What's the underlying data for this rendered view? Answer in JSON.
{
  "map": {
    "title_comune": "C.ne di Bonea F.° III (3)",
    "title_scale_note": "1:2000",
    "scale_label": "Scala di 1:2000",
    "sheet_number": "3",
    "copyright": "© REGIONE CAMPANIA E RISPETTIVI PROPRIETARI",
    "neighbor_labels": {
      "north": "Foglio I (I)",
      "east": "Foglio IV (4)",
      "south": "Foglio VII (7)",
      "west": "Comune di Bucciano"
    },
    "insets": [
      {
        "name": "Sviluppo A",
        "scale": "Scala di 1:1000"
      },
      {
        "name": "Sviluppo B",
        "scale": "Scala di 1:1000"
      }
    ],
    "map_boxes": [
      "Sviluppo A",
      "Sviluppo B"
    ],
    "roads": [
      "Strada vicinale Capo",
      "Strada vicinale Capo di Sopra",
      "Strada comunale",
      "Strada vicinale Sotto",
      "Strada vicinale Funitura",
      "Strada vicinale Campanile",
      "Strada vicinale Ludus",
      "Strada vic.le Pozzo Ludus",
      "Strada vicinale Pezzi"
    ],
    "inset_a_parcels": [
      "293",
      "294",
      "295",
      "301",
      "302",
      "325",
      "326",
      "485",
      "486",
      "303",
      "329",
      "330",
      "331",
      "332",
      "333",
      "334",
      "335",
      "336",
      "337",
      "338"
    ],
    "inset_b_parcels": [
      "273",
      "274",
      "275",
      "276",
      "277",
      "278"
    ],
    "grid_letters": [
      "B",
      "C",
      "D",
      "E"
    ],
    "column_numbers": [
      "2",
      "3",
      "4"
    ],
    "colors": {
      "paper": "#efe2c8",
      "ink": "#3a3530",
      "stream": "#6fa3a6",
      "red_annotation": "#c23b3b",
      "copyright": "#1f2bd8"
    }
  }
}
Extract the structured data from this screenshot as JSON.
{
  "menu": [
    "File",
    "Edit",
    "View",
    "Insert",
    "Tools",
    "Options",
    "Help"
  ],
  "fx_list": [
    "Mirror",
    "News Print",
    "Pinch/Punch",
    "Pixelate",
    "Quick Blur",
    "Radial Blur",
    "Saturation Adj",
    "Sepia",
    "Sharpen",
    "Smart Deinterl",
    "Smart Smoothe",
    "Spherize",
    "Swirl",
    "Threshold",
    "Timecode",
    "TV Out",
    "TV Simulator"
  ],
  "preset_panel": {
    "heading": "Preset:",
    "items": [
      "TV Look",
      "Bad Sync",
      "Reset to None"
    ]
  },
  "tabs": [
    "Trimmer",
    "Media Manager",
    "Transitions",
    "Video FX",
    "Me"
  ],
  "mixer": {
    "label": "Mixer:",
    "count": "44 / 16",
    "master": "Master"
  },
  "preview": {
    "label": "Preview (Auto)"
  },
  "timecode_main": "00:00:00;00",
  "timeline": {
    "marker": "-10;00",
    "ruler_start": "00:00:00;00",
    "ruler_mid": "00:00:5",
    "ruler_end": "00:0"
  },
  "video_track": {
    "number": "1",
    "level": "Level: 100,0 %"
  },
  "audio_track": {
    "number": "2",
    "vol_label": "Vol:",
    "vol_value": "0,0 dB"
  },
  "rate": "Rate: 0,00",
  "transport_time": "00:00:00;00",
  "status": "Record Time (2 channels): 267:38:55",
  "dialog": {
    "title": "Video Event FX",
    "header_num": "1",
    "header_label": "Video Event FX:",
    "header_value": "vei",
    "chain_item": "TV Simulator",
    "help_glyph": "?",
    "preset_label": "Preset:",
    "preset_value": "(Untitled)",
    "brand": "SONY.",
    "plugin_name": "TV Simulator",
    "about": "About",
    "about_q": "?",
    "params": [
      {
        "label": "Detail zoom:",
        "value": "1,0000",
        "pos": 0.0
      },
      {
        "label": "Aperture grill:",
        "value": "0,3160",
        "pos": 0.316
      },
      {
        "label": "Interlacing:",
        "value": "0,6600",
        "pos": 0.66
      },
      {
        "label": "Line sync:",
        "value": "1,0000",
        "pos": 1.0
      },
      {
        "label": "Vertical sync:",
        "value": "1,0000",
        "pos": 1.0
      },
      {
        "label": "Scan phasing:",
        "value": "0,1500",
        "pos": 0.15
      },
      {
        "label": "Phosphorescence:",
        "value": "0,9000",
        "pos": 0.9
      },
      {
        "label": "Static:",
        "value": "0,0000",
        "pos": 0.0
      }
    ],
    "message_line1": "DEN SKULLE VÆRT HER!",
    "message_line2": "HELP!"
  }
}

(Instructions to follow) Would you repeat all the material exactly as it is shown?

(Response for this exercise)
What's the underlying data for this rendered view? Answer in JSON.
{
  "map": {
    "title_comune": "C.ne di Bonea F.° III (3)",
    "title_scale_note": "1:2000",
    "scale_label": "Scala di 1:2000",
    "sheet_number": "3",
    "copyright": "© REGIONE CAMPANIA E RISPETTIVI PROPRIETARI",
    "neighbor_labels": {
      "north": "Foglio I (I)",
      "east": "Foglio IV (4)",
      "south": "Foglio VII (7)",
      "west": "Comune di Bucciano"
    },
    "insets": [
      {
        "name": "Sviluppo A",
        "scale": "Scala di 1:1000"
      },
      {
        "name": "Sviluppo B",
        "scale": "Scala di 1:1000"
      }
    ],
    "map_boxes": [
      "Sviluppo A",
      "Sviluppo B"
    ],
    "roads": [
      "Strada vicinale Capo",
      "Strada vicinale Capo di Sopra",
      "Strada comunale",
      "Strada vicinale Sotto",
      "Strada vicinale Funitura",
      "Strada vicinale Campanile",
      "Strada vicinale Ludus",
      "Strada vic.le Pozzo Ludus",
      "Strada vicinale Pezzi"
    ],
    "inset_a_parcels": [
      "293",
      "294",
      "295",
      "301",
      "302",
      "325",
      "326",
      "485",
      "486",
      "303",
      "329",
      "330",
      "331",
      "332",
      "333",
      "334",
      "335",
      "336",
      "337",
      "338"
    ],
    "inset_b_parcels": [
      "273",
      "274",
      "275",
      "276",
      "277",
      "278"
    ],
    "grid_letters": [
      "B",
      "C",
      "D",
      "E"
    ],
    "column_numbers": [
      "2",
      "3",
      "4"
    ],
    "colors": {
      "paper": "#efe2c8",
      "ink": "#3a3530",
      "stream": "#6fa3a6",
      "red_annotation": "#c23b3b",
      "copyright": "#1f2bd8"
    }
  }
}
Extract the structured data from this screenshot as JSON.
{
  "menu": [
    "File",
    "Edit",
    "View",
    "Insert",
    "Tools",
    "Options",
    "Help"
  ],
  "fx_list": [
    "Mirror",
    "News Print",
    "Pinch/Punch",
    "Pixelate",
    "Quick Blur",
    "Radial Blur",
    "Saturation Adj",
    "Sepia",
    "Sharpen",
    "Smart Deinterl",
    "Smart Smoothe",
    "Spherize",
    "Swirl",
    "Threshold",
    "Timecode",
    "TV Out",
    "TV Simulator"
  ],
  "preset_panel": {
    "heading": "Preset:",
    "items": [
      "TV Look",
      "Bad Sync",
      "Reset to None"
    ]
  },
  "tabs": [
    "Trimmer",
    "Media Manager",
    "Transitions",
    "Video FX",
    "Me"
  ],
  "mixer": {
    "label": "Mixer:",
    "count": "44 / 16",
    "master": "Master"
  },
  "preview": {
    "label": "Preview (Auto)"
  },
  "timecode_main": "00:00:00;00",
  "timeline": {
    "marker": "-10;00",
    "ruler_start": "00:00:00;00",
    "ruler_mid": "00:00:5",
    "ruler_end": "00:0"
  },
  "video_track": {
    "number": "1",
    "level": "Level: 100,0 %"
  },
  "audio_track": {
    "number": "2",
    "vol_label": "Vol:",
    "vol_value": "0,0 dB"
  },
  "rate": "Rate: 0,00",
  "transport_time": "00:00:00;00",
  "status": "Record Time (2 channels): 267:38:55",
  "dialog": {
    "title": "Video Event FX",
    "header_num": "1",
    "header_label": "Video Event FX:",
    "header_value": "vei",
    "chain_item": "TV Simulator",
    "help_glyph": "?",
    "preset_label": "Preset:",
    "preset_value": "(Untitled)",
    "brand": "SONY.",
    "plugin_name": "TV Simulator",
    "about": "About",
    "about_q": "?",
    "params": [
      {
        "label": "Detail zoom:",
        "value": "1,0000",
        "pos": 0.0
      },
      {
        "label": "Aperture grill:",
        "value": "0,3160",
        "pos": 0.316
      },
      {
        "label": "Interlacing:",
        "value": "0,6600",
        "pos": 0.66
      },
      {
        "label": "Line sync:",
        "value": "1,0000",
        "pos": 1.0
      },
      {
        "label": "Vertical sync:",
        "value": "1,0000",
        "pos": 1.0
      },
      {
        "label": "Scan phasing:",
        "value": "0,1500",
        "pos": 0.15
      },
      {
        "label": "Phosphorescence:",
        "value": "0,9000",
        "pos": 0.9
      },
      {
        "label": "Static:",
        "value": "0,0000",
        "pos": 0.0
      }
    ],
    "message_line1": "DEN SKULLE VÆRT HER!",
    "message_line2": "HELP!"
  }
}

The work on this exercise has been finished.